Records to use
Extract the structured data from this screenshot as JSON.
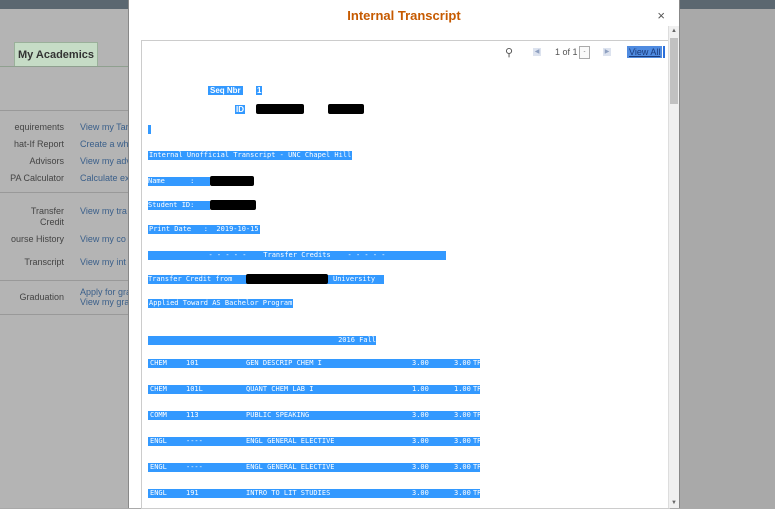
{
  "background": {
    "tab_label": "My Academics",
    "menu": [
      {
        "label": "equirements",
        "link": "View my Tar"
      },
      {
        "label": "hat-If Report",
        "link": "Create a wh"
      },
      {
        "label": "Advisors",
        "link": "View my adv"
      },
      {
        "label": "PA Calculator",
        "link": "Calculate ex"
      },
      {
        "label": "Transfer",
        "label2": "Credit",
        "link": "View my tra"
      },
      {
        "label": "ourse History",
        "link": "View my co"
      },
      {
        "label": "Transcript",
        "link": "View my int"
      },
      {
        "label": "Graduation",
        "link": "Apply for gra",
        "link2": "View my gra"
      }
    ]
  },
  "modal": {
    "title": "Internal Transcript",
    "close_label": "×",
    "toolbar": {
      "page_indicator": "1 of 1",
      "dropdown": "-",
      "view_all": "View All"
    }
  },
  "document": {
    "seq_label": "Seq Nbr",
    "seq_value": "1",
    "id_label": "ID",
    "heading": "Internal Unofficial Transcript - UNC Chapel Hill",
    "name_label": "Name      :",
    "student_id_label": "Student ID:",
    "print_date": "Print Date   :  2019-10-15",
    "transfer_banner": "- - - - -    Transfer Credits    - - - - -",
    "transfer_from_prefix": "Transfer Credit from",
    "transfer_from_suffix": "University",
    "applied_toward": "Applied Toward AS Bachelor Program",
    "term": "2016 Fall",
    "courses": [
      {
        "subject": "CHEM",
        "number": "101",
        "title": "GEN DESCRIP CHEM I",
        "attempted": "3.00",
        "earned": "3.00",
        "grade": "TR"
      },
      {
        "subject": "CHEM",
        "number": "101L",
        "title": "QUANT CHEM LAB I",
        "attempted": "1.00",
        "earned": "1.00",
        "grade": "TR"
      },
      {
        "subject": "COMM",
        "number": "113",
        "title": "PUBLIC SPEAKING",
        "attempted": "3.00",
        "earned": "3.00",
        "grade": "TR"
      },
      {
        "subject": "ENGL",
        "number": "----",
        "title": "ENGL GENERAL ELECTIVE",
        "attempted": "3.00",
        "earned": "3.00",
        "grade": "TR"
      },
      {
        "subject": "ENGL",
        "number": "----",
        "title": "ENGL GENERAL ELECTIVE",
        "attempted": "3.00",
        "earned": "3.00",
        "grade": "TR"
      },
      {
        "subject": "ENGL",
        "number": "191",
        "title": "INTRO TO LIT STUDIES",
        "attempted": "3.00",
        "earned": "3.00",
        "grade": "TR"
      }
    ]
  },
  "colors": {
    "title": "#c65a00",
    "selection": "#3399ff",
    "link": "#3a5f8a"
  },
  "icons": {
    "search": "search-icon",
    "close": "close-icon",
    "prev": "prev-page-icon",
    "next": "next-page-icon"
  }
}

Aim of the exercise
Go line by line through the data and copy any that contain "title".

Your solution
    "title": "Internal Transcript",
        "title": "GEN DESCRIP CHEM I",
        "title": "QUANT CHEM LAB I",
        "title": "PUBLIC SPEAKING",
        "title": "ENGL GENERAL ELECTIVE",
        "title": "ENGL GENERAL ELECTIVE",
        "title": "INTRO TO LIT STUDIES",
    "title": "#c65a00",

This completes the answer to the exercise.